[Stored data]
■ ■ ■
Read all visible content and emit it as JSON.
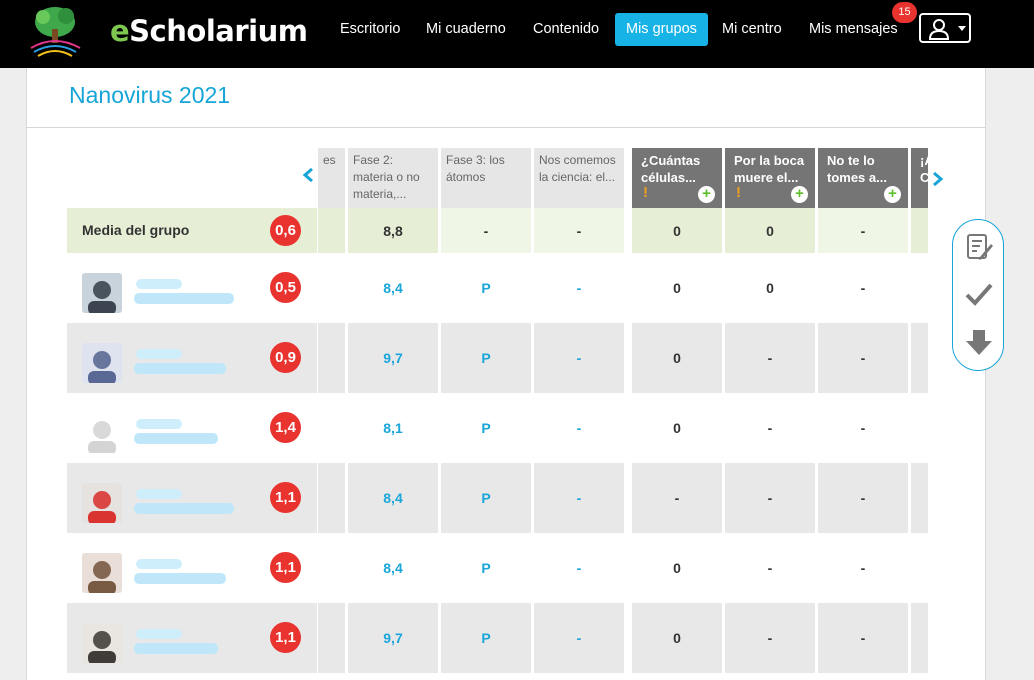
{
  "app": {
    "name_prefix": "e",
    "name_rest": "Scholarium"
  },
  "nav": {
    "items": [
      {
        "label": "Escritorio",
        "active": false
      },
      {
        "label": "Mi cuaderno",
        "active": false
      },
      {
        "label": "Contenido",
        "active": false
      },
      {
        "label": "Mis grupos",
        "active": true
      },
      {
        "label": "Mi centro",
        "active": false
      },
      {
        "label": "Mis mensajes",
        "active": false
      }
    ],
    "messages_badge": "15"
  },
  "page": {
    "title": "Nanovirus 2021"
  },
  "table": {
    "columns": [
      {
        "label": "es",
        "style": "grey"
      },
      {
        "label": "Fase 2: materia o no materia,...",
        "style": "grey"
      },
      {
        "label": "Fase 3: los átomos",
        "style": "grey"
      },
      {
        "label": "Nos comemos la ciencia: el...",
        "style": "grey"
      },
      {
        "label": "¿Cuántas células...",
        "style": "dark",
        "warning": "!",
        "add": "+"
      },
      {
        "label": "Por la boca muere el...",
        "style": "dark",
        "warning": "!",
        "add": "+"
      },
      {
        "label": "No te lo tomes a...",
        "style": "dark",
        "add": "+"
      },
      {
        "label": "¡A C",
        "style": "dark"
      }
    ],
    "mean_row": {
      "label": "Media del grupo",
      "score": "0,6",
      "values": [
        "8,8",
        "-",
        "-",
        "0",
        "0",
        "-"
      ]
    },
    "students": [
      {
        "score": "0,5",
        "values": [
          "8,4",
          "P",
          "-",
          "0",
          "0",
          "-"
        ]
      },
      {
        "score": "0,9",
        "values": [
          "9,7",
          "P",
          "-",
          "0",
          "-",
          "-"
        ]
      },
      {
        "score": "1,4",
        "values": [
          "8,1",
          "P",
          "-",
          "0",
          "-",
          "-"
        ]
      },
      {
        "score": "1,1",
        "values": [
          "8,4",
          "P",
          "-",
          "-",
          "-",
          "-"
        ]
      },
      {
        "score": "1,1",
        "values": [
          "8,4",
          "P",
          "-",
          "0",
          "-",
          "-"
        ]
      },
      {
        "score": "1,1",
        "values": [
          "9,7",
          "P",
          "-",
          "0",
          "-",
          "-"
        ]
      }
    ]
  },
  "colors": {
    "accent": "#17b3e6",
    "score_badge": "#e8332f",
    "mean_row": "#e9f2da",
    "dark_header": "#757575"
  }
}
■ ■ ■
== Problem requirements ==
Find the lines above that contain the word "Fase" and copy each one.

== Answer to this exercise ==
        "label": "Fase 2: materia o no materia,...",
        "label": "Fase 3: los átomos",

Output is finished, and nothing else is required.